I’ve heard people say, “I don’t wanna just survive, I wanna thrive.”
In a scientific study from 2015, Psychologists Judith Mangelsdorf and Michael Eid state:
“A survivor is a person who lived through hardship or disaster. A thriver is more than that. It is someone who not only goes through an exceptionally positive or threatening life event, but shows subsequent growth because of the experience. (1)”
While trials and tribulations are, let’s face it, HELL to go through, science agrees with the Bible in that struggles help us grow stronger and be more self-assured. If we’re determined to survive, we eventually learn to THRIVE, despite the circumstances.
The Apostle Paul put it this way:
“We can rejoice, too, when we run into problems and trials, for we know that they are good for us—they help us learn to be patient. And patience develops strength of character in us and helps us trust God more each time we use it until finally our hope and faith are strong and steady. Then, when that happens, we are able to hold our heads high no matter what happens and know that all is well, for we know how dearly God loves us, and we feel this warm love everywhere within us because God has given us the Holy Spirit to fill our hearts with his love. (Romans 5:3-5)”
The study by Mangelsdorf and Eid asserts that “individuals develop critical capabilities to draw from in times of adversity that facilitate posttraumatic growth.”
In other words, you can achieve great, personal development during trials and tribulations.
You can either let catastrophe destroy you, or realize that, as Dale Carnegie said, “Discouragement and failure are two of the surest stepping stones to success.”
As Al Pacino said in The Devil’s Advocate, “Pressure. Changes everything. Some people, you squeeze them, they focus. Some people fold.”
I would assert that, through suffering, we slowly grow wings, and I don’t know about you, but I find flying much more fun than crawling.
In another study from 2001, Bad Is Stronger Than Good, the writers state that, “(g)ood can overcome bad by force of numbers. To maximize the power of good, these numbers (of good, positive events and thoughts) must be increased. (2)”
I found this interesting, because their research shows seeking out good, positive experiences will eventually begin to drive the damaging feelings from our spirit.
I’ve had several traumatic experiences in my life, including molestation as a child, depression, chronic pain and a suicide attempt.
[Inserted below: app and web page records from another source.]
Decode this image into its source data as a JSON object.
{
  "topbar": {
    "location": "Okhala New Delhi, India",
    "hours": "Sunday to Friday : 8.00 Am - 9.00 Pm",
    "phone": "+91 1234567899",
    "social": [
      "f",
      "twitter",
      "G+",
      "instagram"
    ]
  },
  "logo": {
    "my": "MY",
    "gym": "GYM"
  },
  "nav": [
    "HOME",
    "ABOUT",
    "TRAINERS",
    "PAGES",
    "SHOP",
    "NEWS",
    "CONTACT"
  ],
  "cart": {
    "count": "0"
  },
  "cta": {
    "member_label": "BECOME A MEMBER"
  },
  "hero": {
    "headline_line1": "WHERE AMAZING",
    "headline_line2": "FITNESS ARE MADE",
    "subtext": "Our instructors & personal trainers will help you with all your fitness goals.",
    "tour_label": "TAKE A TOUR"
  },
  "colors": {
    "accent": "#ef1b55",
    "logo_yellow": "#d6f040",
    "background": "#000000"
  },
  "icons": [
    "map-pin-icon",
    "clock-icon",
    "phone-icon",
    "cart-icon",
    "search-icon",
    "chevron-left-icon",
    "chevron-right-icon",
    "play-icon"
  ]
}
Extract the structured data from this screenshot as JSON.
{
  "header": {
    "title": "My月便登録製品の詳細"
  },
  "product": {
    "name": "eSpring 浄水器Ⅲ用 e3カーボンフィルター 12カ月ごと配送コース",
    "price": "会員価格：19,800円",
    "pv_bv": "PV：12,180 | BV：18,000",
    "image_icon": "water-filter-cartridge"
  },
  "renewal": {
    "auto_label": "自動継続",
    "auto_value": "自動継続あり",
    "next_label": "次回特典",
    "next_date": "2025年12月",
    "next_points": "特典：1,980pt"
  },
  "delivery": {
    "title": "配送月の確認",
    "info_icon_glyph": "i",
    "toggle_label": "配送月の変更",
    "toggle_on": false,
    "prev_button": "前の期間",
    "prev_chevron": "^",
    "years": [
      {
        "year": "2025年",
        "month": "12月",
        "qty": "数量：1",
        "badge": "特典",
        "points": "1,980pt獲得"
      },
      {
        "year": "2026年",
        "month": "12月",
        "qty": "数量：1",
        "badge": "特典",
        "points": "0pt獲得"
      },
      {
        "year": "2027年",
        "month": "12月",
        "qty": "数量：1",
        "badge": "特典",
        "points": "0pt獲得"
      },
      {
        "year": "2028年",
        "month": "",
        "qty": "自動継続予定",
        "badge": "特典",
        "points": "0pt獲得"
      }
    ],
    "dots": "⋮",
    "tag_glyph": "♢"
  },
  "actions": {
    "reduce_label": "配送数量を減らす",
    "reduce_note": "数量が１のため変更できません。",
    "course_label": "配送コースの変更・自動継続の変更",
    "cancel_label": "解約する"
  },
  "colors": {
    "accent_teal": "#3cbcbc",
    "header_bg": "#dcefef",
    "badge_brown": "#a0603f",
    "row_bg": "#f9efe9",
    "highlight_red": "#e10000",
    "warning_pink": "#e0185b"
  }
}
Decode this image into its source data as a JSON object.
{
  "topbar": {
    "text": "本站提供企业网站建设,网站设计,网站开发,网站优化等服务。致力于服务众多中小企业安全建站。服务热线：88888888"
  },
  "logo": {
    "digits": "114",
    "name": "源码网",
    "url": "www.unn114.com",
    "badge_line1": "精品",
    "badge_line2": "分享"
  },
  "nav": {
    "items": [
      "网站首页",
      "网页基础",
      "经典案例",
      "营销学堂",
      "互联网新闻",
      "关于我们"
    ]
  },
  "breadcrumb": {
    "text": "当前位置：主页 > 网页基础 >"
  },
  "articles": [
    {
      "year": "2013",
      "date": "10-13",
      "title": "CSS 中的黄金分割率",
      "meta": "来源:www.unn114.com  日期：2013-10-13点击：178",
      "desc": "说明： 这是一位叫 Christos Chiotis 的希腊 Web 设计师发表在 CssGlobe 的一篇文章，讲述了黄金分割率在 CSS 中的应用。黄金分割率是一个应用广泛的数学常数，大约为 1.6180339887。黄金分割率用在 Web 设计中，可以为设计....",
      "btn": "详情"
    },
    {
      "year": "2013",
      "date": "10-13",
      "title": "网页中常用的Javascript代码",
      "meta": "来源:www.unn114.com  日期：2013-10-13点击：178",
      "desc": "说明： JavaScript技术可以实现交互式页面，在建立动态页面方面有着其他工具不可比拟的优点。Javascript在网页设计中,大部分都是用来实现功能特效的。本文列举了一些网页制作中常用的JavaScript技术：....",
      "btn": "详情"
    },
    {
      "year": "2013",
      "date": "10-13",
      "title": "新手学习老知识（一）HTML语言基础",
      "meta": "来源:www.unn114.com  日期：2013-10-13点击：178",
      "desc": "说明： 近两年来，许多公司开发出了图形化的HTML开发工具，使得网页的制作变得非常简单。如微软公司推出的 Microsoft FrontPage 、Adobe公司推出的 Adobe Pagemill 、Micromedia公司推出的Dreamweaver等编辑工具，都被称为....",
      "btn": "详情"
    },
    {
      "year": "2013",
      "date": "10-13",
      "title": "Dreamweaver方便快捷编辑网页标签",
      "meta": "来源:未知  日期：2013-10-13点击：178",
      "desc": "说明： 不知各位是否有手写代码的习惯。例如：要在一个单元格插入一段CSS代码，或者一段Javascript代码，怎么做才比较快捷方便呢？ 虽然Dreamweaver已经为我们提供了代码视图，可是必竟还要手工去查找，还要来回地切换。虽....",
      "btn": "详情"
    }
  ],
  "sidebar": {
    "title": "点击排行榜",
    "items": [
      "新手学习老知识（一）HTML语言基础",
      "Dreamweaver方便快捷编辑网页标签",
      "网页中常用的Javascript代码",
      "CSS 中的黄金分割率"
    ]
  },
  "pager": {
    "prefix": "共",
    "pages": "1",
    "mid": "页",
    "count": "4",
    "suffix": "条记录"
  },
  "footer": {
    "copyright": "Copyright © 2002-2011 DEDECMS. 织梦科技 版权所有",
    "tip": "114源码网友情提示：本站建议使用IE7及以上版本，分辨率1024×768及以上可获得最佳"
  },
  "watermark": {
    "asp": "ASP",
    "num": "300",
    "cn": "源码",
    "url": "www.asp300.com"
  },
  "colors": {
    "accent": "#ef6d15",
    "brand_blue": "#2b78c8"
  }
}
Now, if I was lonely and alone, with no joy or hope in life, desperation might have crushed me.
Thankfully, I have an AMAZING family, both by blood and at church, with whom I’ve shared a bright landscape of positive experiences. Thus, according to this study, the good not only helps to balance out the bad, but the sheer amount of love and happiness in my life has helped to push back the darkness which sought to overtake my soul.
So continue to seek happiness, chase after love and joy, and pursue good, positive experiences.
The outweighs the bad, so to speak.
If your buddy invites you for fish’n’chips, go with him, even if you don’t feel like it.
If your “bestie” wants to take you out for frosted coffee (I’m not a coffee connoisseur, so I’m not sure of the 97 different types), let her, even though you might be down in the dumps.
For example, today I got out of my rut and ate lunch with my wife and son. For my lunch break, I normally close my office door, turn the lights out, put my headphones on, put my feet up and relax/meditate. It’s almost become a positive “addiction,” you might say, but I promised my family that I’d try and start getting out of my office once a week, and I really enjoy it.
To keep the darkness at bay, you have to seek out the light. For Christians, this may mean going to single socials when you wanna just curl up and take a nap. It might mean going to church, even when the depression is overwhelming. It could even mean sticking around for the church dinner when all you REALLY wanna do is sneak out the back door before the altar call.
When you feel as if life is swallowing you whole, do something about it! Call a friend, see a movie, read a book, take a walk in the park, SOMETHING, just don’t surrender to hopelessness.
No amount of good, positive experiences can make you forget the bad ones, but chasing after the sun can sustain you when the storm clouds move in.
Here’s a cool quote from the second article mentioned: “Even though a bad event may have a stronger impact than a comparable good event, many lives can be happy by virtue of having far more good than bad events.”
And there you have it.
Bad times not only help you to develop strength you would never have otherwise, but also help to push back the gloom. And remember, always be on the hunt for bliss. Chase after it, thus overcoming despair.
I really hope this has helped!
1. Eid, Michael, Judith Mangelsdorf; What makes a thriver? Unifying the concepts of posttraumatic and postecstatic growth (2015)
2. Baumeister, Roy F., Bratslavsky, Ellen, Finkenauer, Catrin, Vohs, Kathleen D; Bad Is Stronger Than Good (2001)